## [Brief]
Only the text should be kept: print every entry below exactly and leave each image out.

[Opening Data extracts section]

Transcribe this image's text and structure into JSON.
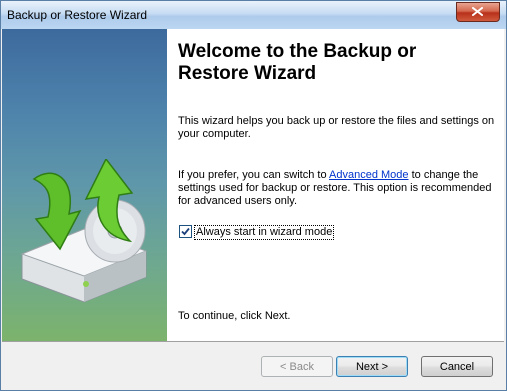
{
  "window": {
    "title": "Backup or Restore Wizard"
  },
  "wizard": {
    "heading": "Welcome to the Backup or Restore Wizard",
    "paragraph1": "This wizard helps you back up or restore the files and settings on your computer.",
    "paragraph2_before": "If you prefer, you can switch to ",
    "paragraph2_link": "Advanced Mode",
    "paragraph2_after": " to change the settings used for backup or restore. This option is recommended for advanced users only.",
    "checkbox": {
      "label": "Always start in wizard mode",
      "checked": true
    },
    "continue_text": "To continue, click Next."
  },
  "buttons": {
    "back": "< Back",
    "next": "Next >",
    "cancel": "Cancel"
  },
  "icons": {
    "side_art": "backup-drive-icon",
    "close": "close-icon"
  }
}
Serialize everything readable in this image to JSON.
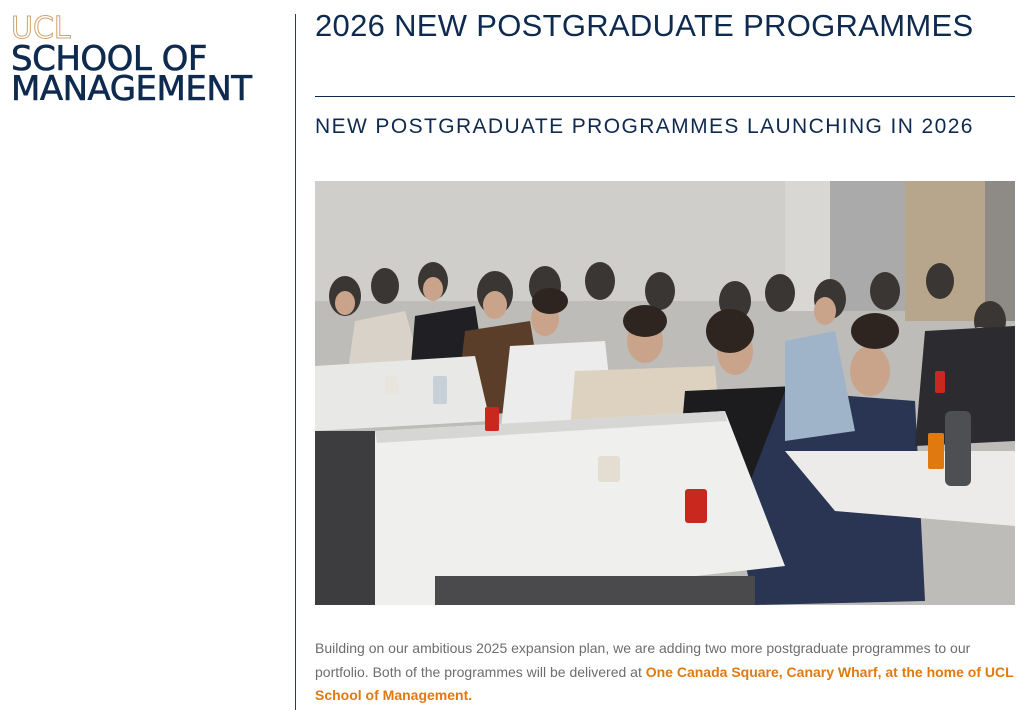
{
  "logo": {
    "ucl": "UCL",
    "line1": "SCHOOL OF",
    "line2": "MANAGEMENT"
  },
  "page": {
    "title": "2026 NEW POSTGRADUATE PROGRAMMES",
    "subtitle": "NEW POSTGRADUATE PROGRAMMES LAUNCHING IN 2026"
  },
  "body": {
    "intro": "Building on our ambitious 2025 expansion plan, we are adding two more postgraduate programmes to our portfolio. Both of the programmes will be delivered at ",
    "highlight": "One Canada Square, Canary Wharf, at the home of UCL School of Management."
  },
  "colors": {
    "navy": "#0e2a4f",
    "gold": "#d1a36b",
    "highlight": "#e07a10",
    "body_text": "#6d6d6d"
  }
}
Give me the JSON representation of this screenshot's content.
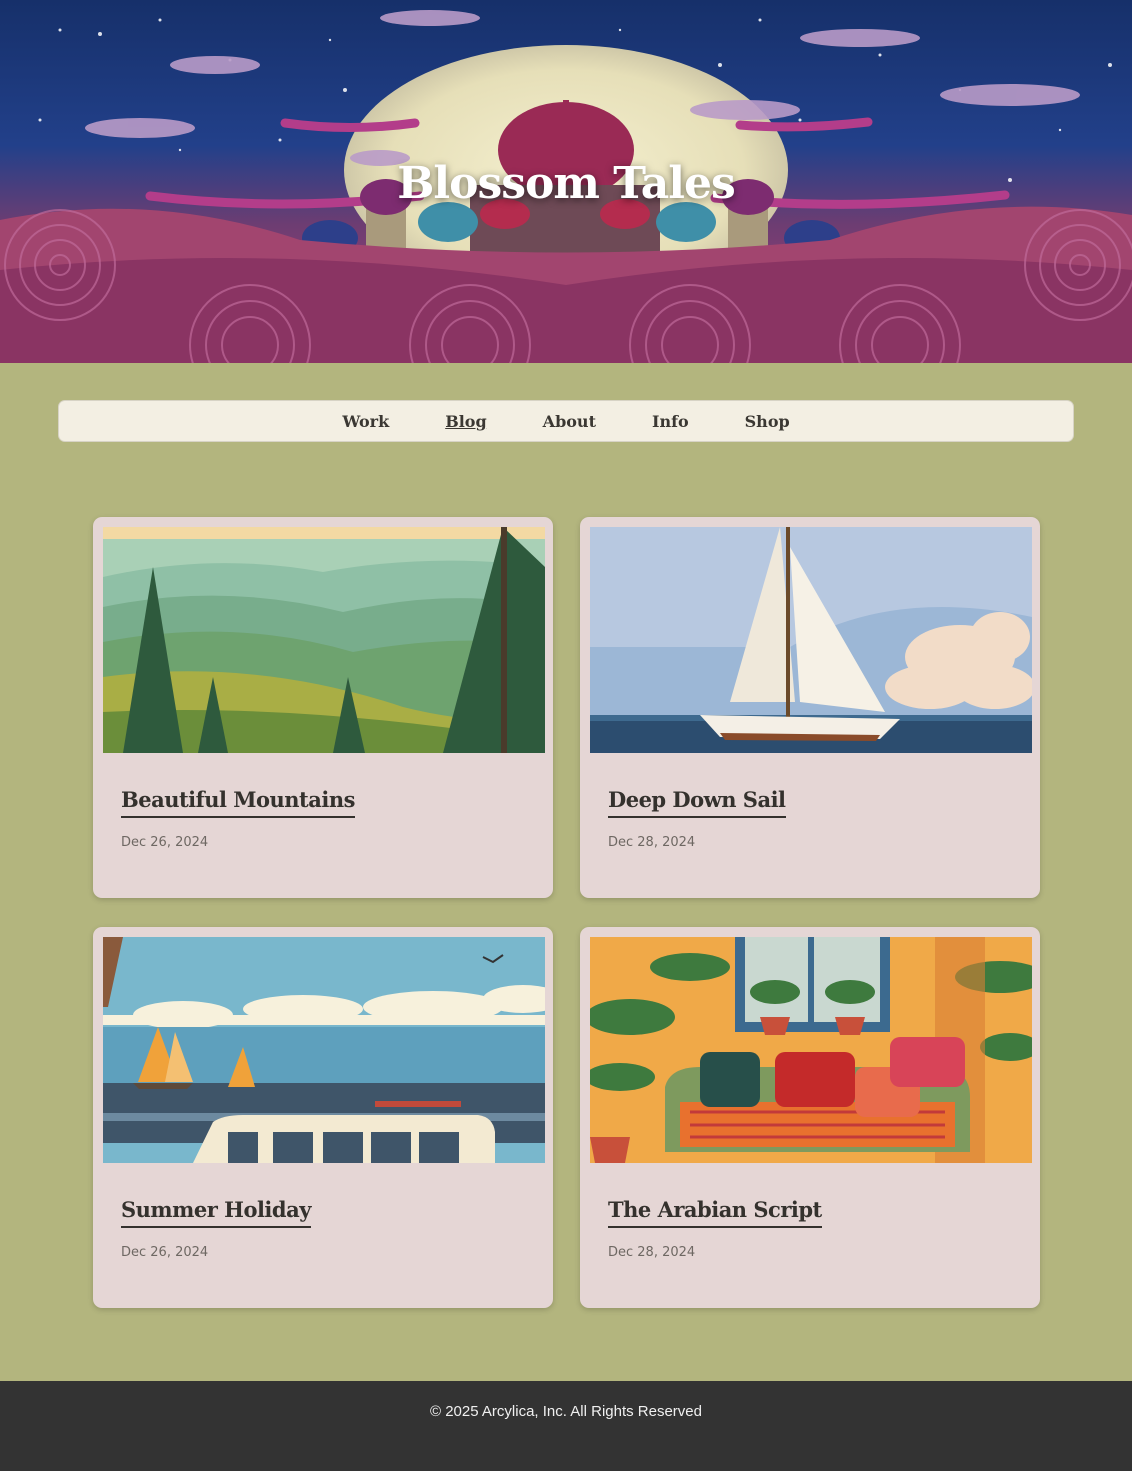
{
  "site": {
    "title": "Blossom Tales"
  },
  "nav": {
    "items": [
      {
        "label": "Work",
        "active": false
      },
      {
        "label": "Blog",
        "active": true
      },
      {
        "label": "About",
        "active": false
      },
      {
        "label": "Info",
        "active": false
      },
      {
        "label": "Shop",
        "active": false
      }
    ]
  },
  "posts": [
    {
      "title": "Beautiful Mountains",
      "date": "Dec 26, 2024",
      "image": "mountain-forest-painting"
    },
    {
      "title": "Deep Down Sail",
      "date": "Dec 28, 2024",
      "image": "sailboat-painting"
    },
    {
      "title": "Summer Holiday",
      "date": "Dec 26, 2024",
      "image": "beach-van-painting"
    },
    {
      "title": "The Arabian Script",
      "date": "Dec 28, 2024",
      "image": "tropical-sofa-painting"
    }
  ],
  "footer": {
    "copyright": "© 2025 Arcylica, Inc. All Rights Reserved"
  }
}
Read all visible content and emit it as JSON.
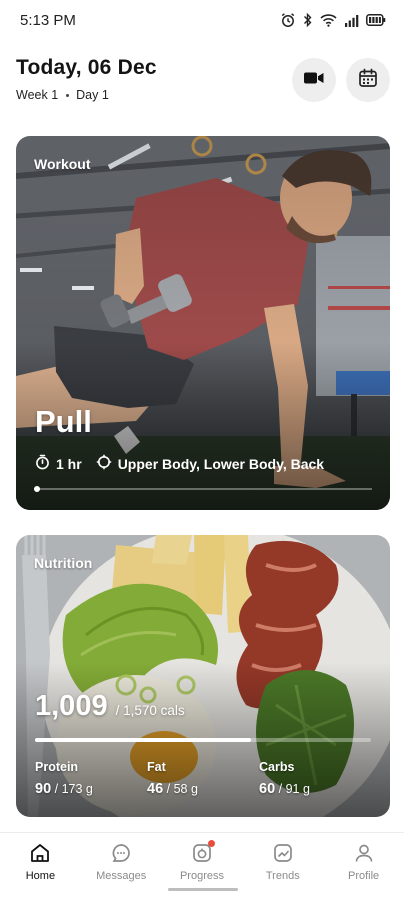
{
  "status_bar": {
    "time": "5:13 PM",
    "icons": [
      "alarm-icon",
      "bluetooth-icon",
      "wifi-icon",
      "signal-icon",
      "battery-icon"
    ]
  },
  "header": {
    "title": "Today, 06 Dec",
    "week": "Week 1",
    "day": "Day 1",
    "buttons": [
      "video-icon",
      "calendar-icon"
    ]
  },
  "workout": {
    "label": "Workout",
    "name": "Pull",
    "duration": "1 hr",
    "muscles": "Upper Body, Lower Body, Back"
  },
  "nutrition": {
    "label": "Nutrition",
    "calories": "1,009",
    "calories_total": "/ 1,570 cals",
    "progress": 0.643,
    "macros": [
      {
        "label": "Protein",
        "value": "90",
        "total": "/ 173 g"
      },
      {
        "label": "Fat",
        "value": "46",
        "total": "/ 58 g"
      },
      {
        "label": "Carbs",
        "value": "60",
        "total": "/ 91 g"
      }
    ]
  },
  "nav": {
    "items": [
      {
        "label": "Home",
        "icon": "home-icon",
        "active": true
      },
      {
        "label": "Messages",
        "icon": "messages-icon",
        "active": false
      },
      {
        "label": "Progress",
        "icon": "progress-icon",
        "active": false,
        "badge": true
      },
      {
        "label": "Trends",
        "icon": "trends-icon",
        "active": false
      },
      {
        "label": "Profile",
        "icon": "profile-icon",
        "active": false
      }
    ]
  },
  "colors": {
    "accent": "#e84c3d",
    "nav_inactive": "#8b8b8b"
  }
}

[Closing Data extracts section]

## [Solution to this exercise]
Transcribe this image's text and structure into JSON.
{
  "window": {
    "title": "Backup or Restore Wizard"
  },
  "wizard": {
    "heading": "Welcome to the Backup or Restore Wizard",
    "paragraph1": "This wizard helps you back up or restore the files and settings on your computer.",
    "paragraph2_before": "If you prefer, you can switch to ",
    "paragraph2_link": "Advanced Mode",
    "paragraph2_after": " to change the settings used for backup or restore. This option is recommended for advanced users only.",
    "checkbox": {
      "label": "Always start in wizard mode",
      "checked": true
    },
    "continue_text": "To continue, click Next."
  },
  "buttons": {
    "back": "< Back",
    "next": "Next >",
    "cancel": "Cancel"
  },
  "icons": {
    "side_art": "backup-drive-icon",
    "close": "close-icon"
  }
}
Serialize everything readable in this image to JSON.
{
  "logo": {
    "ucl": "UCL",
    "line1": "SCHOOL OF",
    "line2": "MANAGEMENT"
  },
  "page": {
    "title": "2026 NEW POSTGRADUATE PROGRAMMES",
    "subtitle": "NEW POSTGRADUATE PROGRAMMES LAUNCHING IN 2026"
  },
  "body": {
    "intro": "Building on our ambitious 2025 expansion plan, we are adding two more postgraduate programmes to our portfolio. Both of the programmes will be delivered at ",
    "highlight": "One Canada Square, Canary Wharf, at the home of UCL School of Management."
  },
  "colors": {
    "navy": "#0e2a4f",
    "gold": "#d1a36b",
    "highlight": "#e07a10",
    "body_text": "#6d6d6d"
  }
}
Give me the JSON representation of this screenshot's content.
{
  "site": {
    "title": "Blossom Tales"
  },
  "nav": {
    "items": [
      {
        "label": "Work",
        "active": false
      },
      {
        "label": "Blog",
        "active": true
      },
      {
        "label": "About",
        "active": false
      },
      {
        "label": "Info",
        "active": false
      },
      {
        "label": "Shop",
        "active": false
      }
    ]
  },
  "posts": [
    {
      "title": "Beautiful Mountains",
      "date": "Dec 26, 2024",
      "image": "mountain-forest-painting"
    },
    {
      "title": "Deep Down Sail",
      "date": "Dec 28, 2024",
      "image": "sailboat-painting"
    },
    {
      "title": "Summer Holiday",
      "date": "Dec 26, 2024",
      "image": "beach-van-painting"
    },
    {
      "title": "The Arabian Script",
      "date": "Dec 28, 2024",
      "image": "tropical-sofa-painting"
    }
  ],
  "footer": {
    "copyright": "© 2025 Arcylica, Inc. All Rights Reserved"
  }
}
Read all visible content and emit it as JSON.
{
  "status_bar": {
    "time": "5:13 PM",
    "icons": [
      "alarm-icon",
      "bluetooth-icon",
      "wifi-icon",
      "signal-icon",
      "battery-icon"
    ]
  },
  "header": {
    "title": "Today, 06 Dec",
    "week": "Week 1",
    "day": "Day 1",
    "buttons": [
      "video-icon",
      "calendar-icon"
    ]
  },
  "workout": {
    "label": "Workout",
    "name": "Pull",
    "duration": "1 hr",
    "muscles": "Upper Body, Lower Body, Back"
  },
  "nutrition": {
    "label": "Nutrition",
    "calories": "1,009",
    "calories_total": "/ 1,570 cals",
    "progress": 0.643,
    "macros": [
      {
        "label": "Protein",
        "value": "90",
        "total": "/ 173 g"
      },
      {
        "label": "Fat",
        "value": "46",
        "total": "/ 58 g"
      },
      {
        "label": "Carbs",
        "value": "60",
        "total": "/ 91 g"
      }
    ]
  },
  "nav": {
    "items": [
      {
        "label": "Home",
        "icon": "home-icon",
        "active": true
      },
      {
        "label": "Messages",
        "icon": "messages-icon",
        "active": false
      },
      {
        "label": "Progress",
        "icon": "progress-icon",
        "active": false,
        "badge": true
      },
      {
        "label": "Trends",
        "icon": "trends-icon",
        "active": false
      },
      {
        "label": "Profile",
        "icon": "profile-icon",
        "active": false
      }
    ]
  },
  "colors": {
    "accent": "#e84c3d",
    "nav_inactive": "#8b8b8b"
  }
}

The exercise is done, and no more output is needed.